TOMRA’s sorter has also brought two other important benefits: it has helped Inaba reduce food waste and helped keep production volumes high. Mr. Ogura said, “Thanks to the way TOMRA engineers respond quickly and remotely to our needs, there has never been a drop in production volumes. And machine downtime is minimal, just for routine maintenance.
The high level capabilities of the TOMRA 5B
The TOMRA 5B is designed to quickly remove unwanted objects from processing lines. The nuts are distributed evenly on the machine’s infeed belt. Foreign objects and product imperfections are detected by 360 degree panoramic cameras on the mat, which see parts of the product that other machines cannot see, and off-mat cameras. By adding a laser to this machine, it is possible to detect and eject over 98% of foreign materials such as plastics. The laser is also very effective in detecting almond shells.
Within milliseconds of inspection, unwanted objects – identified by color and shape – are thrown into one or two separate reject streams by fine-pitch ejection valves positioned at the end of the infeed belt. Good products continue their journey along the processing chain. And thanks to the three-way sorting method, it is possible to sort the products into three categories: to accept as salable product, to reject as unsalable product and to recover for use in processed foods – reducing food waste and improving profitability. .
About TOMRA Food
TOMRA Food designs and manufactures sensor-based sorting machines and integrated post-harvest solutions transforming global food production to maximize food safety and minimize food loss, ensuring that every resource counts.
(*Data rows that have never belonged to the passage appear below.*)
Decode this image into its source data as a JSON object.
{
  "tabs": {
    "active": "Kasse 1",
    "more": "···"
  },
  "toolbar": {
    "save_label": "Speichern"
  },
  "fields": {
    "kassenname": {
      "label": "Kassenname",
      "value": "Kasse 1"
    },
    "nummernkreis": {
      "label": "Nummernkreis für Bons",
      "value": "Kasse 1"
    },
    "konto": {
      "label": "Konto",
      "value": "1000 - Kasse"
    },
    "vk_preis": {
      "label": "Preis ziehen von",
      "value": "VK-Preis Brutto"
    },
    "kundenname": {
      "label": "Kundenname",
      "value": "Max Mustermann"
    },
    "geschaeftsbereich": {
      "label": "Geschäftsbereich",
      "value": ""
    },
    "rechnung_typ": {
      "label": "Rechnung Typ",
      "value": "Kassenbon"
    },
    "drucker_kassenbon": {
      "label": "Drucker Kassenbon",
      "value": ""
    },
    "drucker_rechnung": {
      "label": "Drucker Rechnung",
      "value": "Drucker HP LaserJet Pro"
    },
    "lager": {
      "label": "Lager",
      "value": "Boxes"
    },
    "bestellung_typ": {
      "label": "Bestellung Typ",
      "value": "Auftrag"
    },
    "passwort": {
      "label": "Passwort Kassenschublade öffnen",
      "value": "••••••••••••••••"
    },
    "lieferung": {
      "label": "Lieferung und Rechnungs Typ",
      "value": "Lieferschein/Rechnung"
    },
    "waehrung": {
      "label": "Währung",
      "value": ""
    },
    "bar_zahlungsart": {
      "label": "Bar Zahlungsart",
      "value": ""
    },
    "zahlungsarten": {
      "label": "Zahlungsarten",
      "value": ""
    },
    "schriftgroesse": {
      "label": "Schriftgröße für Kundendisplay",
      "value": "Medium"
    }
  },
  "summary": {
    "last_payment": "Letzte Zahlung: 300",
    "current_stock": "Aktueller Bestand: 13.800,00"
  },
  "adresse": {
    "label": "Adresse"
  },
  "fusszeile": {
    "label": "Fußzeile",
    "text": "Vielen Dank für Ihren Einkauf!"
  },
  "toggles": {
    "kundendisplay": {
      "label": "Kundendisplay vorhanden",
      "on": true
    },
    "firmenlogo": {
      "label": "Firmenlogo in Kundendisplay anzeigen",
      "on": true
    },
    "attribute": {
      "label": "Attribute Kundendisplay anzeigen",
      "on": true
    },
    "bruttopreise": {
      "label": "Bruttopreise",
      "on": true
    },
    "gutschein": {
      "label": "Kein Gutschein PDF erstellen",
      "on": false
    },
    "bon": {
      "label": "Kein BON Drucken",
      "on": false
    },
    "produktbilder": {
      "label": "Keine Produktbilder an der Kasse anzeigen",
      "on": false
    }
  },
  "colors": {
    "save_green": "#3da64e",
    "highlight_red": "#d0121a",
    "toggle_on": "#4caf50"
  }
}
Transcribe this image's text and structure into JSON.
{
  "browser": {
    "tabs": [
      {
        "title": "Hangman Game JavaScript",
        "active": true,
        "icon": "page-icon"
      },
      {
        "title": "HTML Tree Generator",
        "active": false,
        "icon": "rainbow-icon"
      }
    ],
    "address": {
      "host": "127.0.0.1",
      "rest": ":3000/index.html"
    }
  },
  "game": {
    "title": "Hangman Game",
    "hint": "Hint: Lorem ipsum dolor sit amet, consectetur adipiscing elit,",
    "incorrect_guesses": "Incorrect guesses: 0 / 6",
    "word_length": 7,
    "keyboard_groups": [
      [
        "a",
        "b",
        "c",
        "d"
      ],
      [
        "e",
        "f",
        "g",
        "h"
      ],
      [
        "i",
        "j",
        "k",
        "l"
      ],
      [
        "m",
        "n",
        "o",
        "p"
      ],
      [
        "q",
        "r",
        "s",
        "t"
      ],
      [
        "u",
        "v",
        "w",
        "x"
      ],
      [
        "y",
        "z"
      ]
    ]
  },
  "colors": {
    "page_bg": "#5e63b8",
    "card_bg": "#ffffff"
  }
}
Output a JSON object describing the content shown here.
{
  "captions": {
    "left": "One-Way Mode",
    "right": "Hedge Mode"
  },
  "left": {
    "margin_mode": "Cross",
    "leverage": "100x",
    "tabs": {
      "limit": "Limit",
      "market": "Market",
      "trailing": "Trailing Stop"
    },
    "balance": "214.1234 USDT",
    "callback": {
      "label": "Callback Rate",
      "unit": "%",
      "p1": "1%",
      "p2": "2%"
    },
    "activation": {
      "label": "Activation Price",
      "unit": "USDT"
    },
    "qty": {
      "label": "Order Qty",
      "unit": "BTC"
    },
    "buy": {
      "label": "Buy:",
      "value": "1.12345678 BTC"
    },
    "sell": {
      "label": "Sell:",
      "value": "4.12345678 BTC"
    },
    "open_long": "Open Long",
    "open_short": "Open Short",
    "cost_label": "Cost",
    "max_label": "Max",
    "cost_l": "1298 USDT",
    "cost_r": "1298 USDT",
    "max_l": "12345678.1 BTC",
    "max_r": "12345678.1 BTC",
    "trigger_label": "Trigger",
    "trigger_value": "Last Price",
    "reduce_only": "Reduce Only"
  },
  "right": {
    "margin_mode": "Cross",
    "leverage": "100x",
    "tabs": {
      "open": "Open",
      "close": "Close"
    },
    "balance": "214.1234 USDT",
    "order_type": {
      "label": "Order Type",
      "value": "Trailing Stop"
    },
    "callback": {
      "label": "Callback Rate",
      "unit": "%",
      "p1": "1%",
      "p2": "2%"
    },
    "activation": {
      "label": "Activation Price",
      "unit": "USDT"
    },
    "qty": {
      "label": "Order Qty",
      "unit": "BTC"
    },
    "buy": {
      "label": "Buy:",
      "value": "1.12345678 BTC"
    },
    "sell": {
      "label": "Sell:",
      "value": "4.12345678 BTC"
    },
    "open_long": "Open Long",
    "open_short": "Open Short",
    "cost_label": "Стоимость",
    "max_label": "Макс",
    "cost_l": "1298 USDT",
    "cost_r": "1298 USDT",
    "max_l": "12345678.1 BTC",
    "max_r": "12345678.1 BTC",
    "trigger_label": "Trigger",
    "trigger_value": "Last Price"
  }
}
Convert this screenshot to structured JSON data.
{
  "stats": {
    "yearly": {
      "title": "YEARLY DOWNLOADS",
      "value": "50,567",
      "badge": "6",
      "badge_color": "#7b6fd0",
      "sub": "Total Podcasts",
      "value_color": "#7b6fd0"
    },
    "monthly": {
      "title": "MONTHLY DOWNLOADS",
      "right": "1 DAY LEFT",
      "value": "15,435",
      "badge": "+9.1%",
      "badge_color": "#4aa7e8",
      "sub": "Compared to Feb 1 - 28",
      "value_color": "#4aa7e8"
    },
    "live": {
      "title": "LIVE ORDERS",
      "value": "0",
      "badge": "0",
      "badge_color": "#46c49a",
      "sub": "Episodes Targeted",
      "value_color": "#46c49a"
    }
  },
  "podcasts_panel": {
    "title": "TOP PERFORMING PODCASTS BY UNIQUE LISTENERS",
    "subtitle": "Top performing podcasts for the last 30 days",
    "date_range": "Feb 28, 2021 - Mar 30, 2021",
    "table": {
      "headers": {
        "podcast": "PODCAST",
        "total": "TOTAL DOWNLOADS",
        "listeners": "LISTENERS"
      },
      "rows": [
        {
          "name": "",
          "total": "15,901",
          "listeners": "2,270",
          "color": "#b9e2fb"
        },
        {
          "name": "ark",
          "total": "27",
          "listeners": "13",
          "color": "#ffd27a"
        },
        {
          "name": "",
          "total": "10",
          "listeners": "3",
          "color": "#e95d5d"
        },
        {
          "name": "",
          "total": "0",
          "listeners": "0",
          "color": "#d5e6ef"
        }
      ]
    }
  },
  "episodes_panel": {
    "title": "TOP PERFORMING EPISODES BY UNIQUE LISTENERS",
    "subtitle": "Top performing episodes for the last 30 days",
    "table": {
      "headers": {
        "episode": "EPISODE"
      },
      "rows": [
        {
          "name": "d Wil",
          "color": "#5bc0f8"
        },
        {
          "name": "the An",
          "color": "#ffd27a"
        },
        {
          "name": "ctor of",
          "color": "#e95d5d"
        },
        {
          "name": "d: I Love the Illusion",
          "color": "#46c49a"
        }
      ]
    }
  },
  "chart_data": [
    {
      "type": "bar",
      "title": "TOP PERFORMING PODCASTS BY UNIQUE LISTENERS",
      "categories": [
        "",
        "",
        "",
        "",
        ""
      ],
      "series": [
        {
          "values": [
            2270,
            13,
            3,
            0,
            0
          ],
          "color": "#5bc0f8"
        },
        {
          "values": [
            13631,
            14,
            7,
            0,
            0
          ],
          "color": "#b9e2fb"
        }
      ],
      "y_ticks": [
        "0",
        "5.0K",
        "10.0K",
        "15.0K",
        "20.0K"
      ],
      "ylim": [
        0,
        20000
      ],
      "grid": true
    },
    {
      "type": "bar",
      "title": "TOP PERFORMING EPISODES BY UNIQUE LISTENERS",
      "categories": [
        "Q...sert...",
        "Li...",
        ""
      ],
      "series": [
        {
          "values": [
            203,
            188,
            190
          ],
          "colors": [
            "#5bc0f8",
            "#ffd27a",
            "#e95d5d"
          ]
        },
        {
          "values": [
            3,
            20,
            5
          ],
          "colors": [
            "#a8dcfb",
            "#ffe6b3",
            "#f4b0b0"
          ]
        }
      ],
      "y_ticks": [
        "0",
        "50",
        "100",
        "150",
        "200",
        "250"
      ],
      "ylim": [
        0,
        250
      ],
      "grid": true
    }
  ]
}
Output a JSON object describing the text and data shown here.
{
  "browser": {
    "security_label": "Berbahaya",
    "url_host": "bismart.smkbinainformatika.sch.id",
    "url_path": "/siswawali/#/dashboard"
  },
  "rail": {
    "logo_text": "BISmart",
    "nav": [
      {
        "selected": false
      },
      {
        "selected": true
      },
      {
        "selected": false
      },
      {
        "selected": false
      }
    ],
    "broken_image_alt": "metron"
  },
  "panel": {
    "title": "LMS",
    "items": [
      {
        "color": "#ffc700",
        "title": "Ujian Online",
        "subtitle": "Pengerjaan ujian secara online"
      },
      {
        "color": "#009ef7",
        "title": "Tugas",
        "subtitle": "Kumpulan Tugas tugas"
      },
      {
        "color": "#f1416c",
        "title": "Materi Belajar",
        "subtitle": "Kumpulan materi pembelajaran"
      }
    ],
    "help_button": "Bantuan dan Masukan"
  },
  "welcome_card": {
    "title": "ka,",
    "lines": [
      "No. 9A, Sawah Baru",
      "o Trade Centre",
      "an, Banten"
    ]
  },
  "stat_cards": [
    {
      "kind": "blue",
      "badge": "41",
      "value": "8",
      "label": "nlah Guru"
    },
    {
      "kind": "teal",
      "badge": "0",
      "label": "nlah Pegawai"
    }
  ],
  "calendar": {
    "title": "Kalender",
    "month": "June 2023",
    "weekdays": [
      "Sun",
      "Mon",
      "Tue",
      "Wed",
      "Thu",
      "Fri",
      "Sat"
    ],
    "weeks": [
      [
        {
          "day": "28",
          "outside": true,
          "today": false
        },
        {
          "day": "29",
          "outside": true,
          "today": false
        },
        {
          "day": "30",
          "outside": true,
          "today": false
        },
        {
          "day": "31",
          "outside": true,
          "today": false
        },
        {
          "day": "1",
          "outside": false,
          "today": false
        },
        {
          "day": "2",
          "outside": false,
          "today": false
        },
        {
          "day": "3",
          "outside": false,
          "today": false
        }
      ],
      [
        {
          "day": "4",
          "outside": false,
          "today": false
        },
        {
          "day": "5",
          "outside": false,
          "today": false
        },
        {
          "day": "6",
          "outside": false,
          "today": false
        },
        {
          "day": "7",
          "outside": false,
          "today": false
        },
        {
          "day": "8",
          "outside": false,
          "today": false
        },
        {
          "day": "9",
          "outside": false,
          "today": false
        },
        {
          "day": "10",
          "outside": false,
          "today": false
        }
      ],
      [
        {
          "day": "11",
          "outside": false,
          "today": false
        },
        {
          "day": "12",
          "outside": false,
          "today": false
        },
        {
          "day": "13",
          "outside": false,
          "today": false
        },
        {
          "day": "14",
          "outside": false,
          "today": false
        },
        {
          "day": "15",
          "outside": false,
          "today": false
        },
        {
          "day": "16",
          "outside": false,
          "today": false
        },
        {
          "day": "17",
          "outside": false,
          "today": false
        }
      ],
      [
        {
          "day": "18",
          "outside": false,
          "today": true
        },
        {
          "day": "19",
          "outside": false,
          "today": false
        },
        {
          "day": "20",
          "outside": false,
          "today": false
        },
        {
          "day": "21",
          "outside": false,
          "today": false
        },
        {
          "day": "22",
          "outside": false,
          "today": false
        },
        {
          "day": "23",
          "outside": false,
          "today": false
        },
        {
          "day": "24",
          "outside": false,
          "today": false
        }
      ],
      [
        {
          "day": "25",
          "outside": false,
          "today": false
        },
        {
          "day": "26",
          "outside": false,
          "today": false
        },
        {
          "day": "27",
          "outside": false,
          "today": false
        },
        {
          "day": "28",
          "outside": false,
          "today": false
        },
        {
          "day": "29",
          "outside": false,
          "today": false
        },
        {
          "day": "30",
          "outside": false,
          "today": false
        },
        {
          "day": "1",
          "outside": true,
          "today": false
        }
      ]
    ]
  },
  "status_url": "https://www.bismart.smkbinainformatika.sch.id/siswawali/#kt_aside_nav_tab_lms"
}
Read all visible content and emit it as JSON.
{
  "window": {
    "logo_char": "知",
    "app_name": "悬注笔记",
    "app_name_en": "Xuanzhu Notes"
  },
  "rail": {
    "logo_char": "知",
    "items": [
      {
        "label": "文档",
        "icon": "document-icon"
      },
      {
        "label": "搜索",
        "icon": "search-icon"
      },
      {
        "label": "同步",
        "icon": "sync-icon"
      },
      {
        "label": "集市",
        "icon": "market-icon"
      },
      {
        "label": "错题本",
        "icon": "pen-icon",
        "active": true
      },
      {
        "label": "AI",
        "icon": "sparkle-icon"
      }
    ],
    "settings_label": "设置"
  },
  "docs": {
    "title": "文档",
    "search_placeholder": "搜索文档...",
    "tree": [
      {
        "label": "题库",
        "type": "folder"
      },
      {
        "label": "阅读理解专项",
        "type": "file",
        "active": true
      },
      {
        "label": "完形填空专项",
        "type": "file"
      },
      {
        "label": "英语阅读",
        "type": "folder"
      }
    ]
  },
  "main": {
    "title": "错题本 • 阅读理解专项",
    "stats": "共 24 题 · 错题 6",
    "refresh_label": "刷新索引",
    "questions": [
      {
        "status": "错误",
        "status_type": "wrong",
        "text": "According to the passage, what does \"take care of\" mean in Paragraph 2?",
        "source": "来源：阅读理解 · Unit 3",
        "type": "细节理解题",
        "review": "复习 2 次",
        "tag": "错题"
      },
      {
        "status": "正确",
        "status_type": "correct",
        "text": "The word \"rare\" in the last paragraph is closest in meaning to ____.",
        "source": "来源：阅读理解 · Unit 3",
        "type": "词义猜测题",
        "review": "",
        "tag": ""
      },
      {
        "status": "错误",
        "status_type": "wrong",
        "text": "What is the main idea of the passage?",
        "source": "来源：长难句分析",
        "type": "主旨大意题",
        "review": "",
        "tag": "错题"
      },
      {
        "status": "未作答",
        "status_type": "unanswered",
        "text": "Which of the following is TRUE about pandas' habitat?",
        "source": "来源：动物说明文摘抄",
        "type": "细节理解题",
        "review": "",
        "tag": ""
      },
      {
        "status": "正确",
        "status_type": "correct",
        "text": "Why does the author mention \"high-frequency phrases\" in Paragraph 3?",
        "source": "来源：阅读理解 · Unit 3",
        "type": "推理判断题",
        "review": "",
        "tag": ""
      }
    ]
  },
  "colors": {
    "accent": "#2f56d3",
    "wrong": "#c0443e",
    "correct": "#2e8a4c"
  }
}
These solutions include advanced grading, sorting, peeling and analysis technology to help companies improve yields, gain operational efficiencies and ensure a safe food supply.
The company has more than 12,800 units installed at growers, packers and food processors around the world for confectionery, fruits, dried fruits, grains and seeds, potatoes, proteins, nuts and vegetables.
TOMRA Food operates centers of excellence, regional offices and manufacturing sites in the United States, Europe, South America, Asia, Africa and Australasia.
TOMRA Food is a division of the TOMRA Group. TOMRA was founded in 1972 and began by designing, manufacturing and selling Reverse Vending Machines (RVMs) for the automated collection of used beverage containers. Today, TOMRA is leading the resource revolution to transform the way the planet’s resources are obtained, used and repurposed to enable a waste-free world. The company’s other business divisions include TOMRA Recycling, TOMRA Mining and TOMRA Collection.
TOMRA has around 100,000 installations in more than 80 markets worldwide and had total sales of around NOK 10.9 billion in 2021. The group employs around 4,600 people worldwide and is listed on the Oslo Stock Exchange. The company’s headquarters are in Asker, Norway.
For more information about TOMRA, visit www.tomra.com.